MOSCOW (Reuters) – One of Boris Lisitsyn’s happiest memories is of being swept by a huge, joyous crowd through the streets of Moscow and onto Red Square in spontaneous celebrations when World War Two ended in Europe.
He was too young to fight but, like most Russians, sees the defeat of Nazi Germany in 1945 as one of his nation’s great achievements, albeit as part of the Soviet Union.
MOSCOW (Reuters) – President Vladimir Putin tried to reassure Russians over the ailing economy and said Washington wanted “vassals” rather than allies in his annual phone-in on Thursday, but offered no new financial remedies and gave no ground over Ukraine.
For nearly four hours, the Russian leader fielded mostly tame questions from across the country on problems ranging from Iran’s disputed nuclear programme and the conflict in east Ukraine to the price of milk and the state of roads.
MOSCOW, April 16 (Reuters) – President Vladimir Putin said
on Thursday Russia’s economy could return to growth in less than
two years, despite Western sanctions which he said were intended
to “contain” his country.
In a confident performance during a televised call-in show,
Putin sounded defiant and patriotic, assuring viewers that
Russia will survive an economic crisis deepened by the sanctions
and low oil prices, and will always stand up to the West.
MOSCOW (Reuters) – President Vladimir Putin said on Thursday Russia’s economy could return to growth in less than two years, even though he considers it unlikely that the West will lift economic sanctions over the Ukraine crisis soon.
In a televised call-in with the nation, Putin acknowledged that there were difficulties for Russia’s economy, which has been hit by a fall in global oil prices as well as the sanctions.
MOSCOW (Reuters) – Several hundred Russians paid tribute to opposition figure Boris Nemtsov on Tuesday by lighting candles and laying flowers on the bridge near the Kremlin where he was shot dead 40 days ago.
A few drivers answered opposition leaders’ calls to sound their horns at 11 a.m. while the mourners stood in silence, marking a Russian Orthodox tradition of honoring people 40 days after they die. Some wiped away tears.
MOSCOW (Reuters) – President Vladimir Putin signed a treaty with Georgia’s rebel South Ossetia region on Wednesday that almost completely integrates it with Russia, alarming Georgia and the West a year after Moscow took over Crimea.
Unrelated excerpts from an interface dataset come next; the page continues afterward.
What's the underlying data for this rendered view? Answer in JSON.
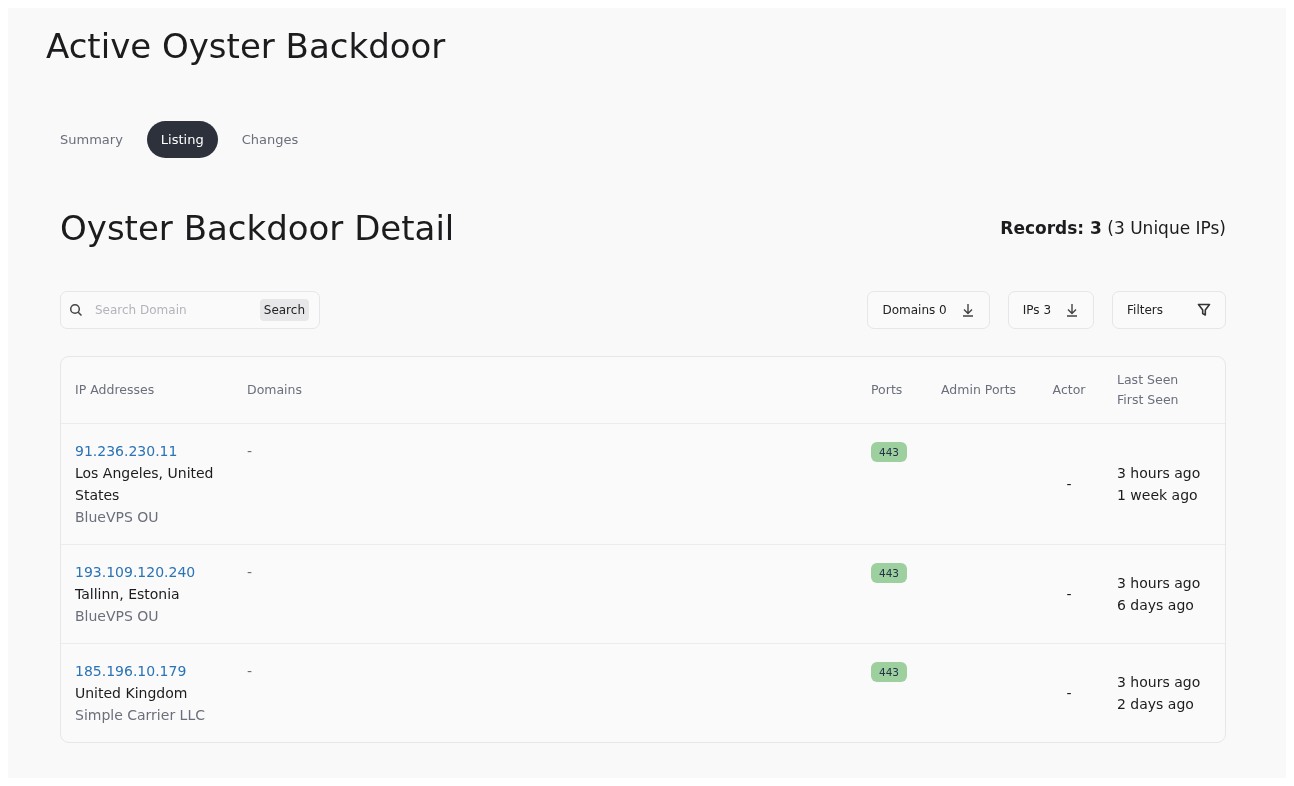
{
  "page_title": "Active Oyster Backdoor",
  "tabs": [
    {
      "label": "Summary",
      "selected": false
    },
    {
      "label": "Listing",
      "selected": true
    },
    {
      "label": "Changes",
      "selected": false
    }
  ],
  "section_title": "Oyster Backdoor Detail",
  "records": "**Records: 3** (3 Unique IPs)",
  "search": {
    "placeholder": "Search Domain",
    "button": "Search"
  },
  "actions": [
    {
      "label": "Domains 0",
      "kind": "download"
    },
    {
      "label": "IPs 3",
      "kind": "download"
    },
    {
      "label": "Filters",
      "kind": "filter"
    }
  ],
  "table": {
    "columns": [
      {
        "label": "IP Addresses"
      },
      {
        "label": "Domains"
      },
      {
        "label": "Ports"
      },
      {
        "label": "Admin Ports"
      },
      {
        "label": "Actor"
      },
      {
        "label": "Last Seen",
        "sublabel": "First Seen"
      }
    ],
    "rows": [
      {
        "ip": "91.236.230.11",
        "location": "Los Angeles, United States",
        "provider": "BlueVPS OU",
        "domains": "-",
        "ports": [
          "443"
        ],
        "actor": "-",
        "last_seen": "3 hours ago",
        "first_seen": "1 week ago"
      },
      {
        "ip": "193.109.120.240",
        "location": "Tallinn, Estonia",
        "provider": "BlueVPS OU",
        "domains": "-",
        "ports": [
          "443"
        ],
        "actor": "-",
        "last_seen": "3 hours ago",
        "first_seen": "6 days ago"
      },
      {
        "ip": "185.196.10.179",
        "location": "United Kingdom",
        "provider": "Simple Carrier LLC",
        "domains": "-",
        "ports": [
          "443"
        ],
        "actor": "-",
        "last_seen": "3 hours ago",
        "first_seen": "2 days ago"
      }
    ]
  }
}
Tbilisi described the “alliance and integration” treaty as a “move aimed at annexation” and the United States and European Union said they would not recognize the agreement, which the EU depicted as a threat to regional security and stability.
MOSCOW (Reuters) – Russia ruled out handing Crimea back to Ukraine on Tuesday and a Defense Ministry official said nuclear-capable long-range bombers were being sent to the Black Sea peninsula as part of war games.
The huge military exercises, in which the Northern Fleet was put on full alert on Monday and will range from the Arctic to the Black Sea, appear to be a show of force and defiance on the anniversary of the annexation of Crimea.
MOSCOW (Reuters) – Opposition supporters will march through Moscow on Sunday in memory of Kremlin critic Boris Nemtsov, whose murder has increased concern about Russia’s future among opponents of President Vladimir Putin.
Thousands of people laid flowers and lit candles on Saturday on a bridge near the Kremlin where the opposition politician and former deputy prime minister was shot dead late on Friday.
MOSCOW (Reuters) – Russian opposition politician Boris Nemtsov, an outspoken critic of President Vladimir Putin and Russia’s involvement in the war in Ukraine, was shot dead steps from the Kremlin in central Moscow late on Friday.
Nemtsov, 55, was shot four times in the back by assailants in a white car as he walked across a bridge over the Moskva River with a Ukrainian woman who was unhurt.
MOSCOW (Reuters) – In Russia, Vladimir Putin likes to portray himself as the saviour of the nation. In Europe and the United States he has come to be seen as a threat to the new world order.
What the Russian president does next in Ukraine is key to the country’s future, as well as that of Europe and his own.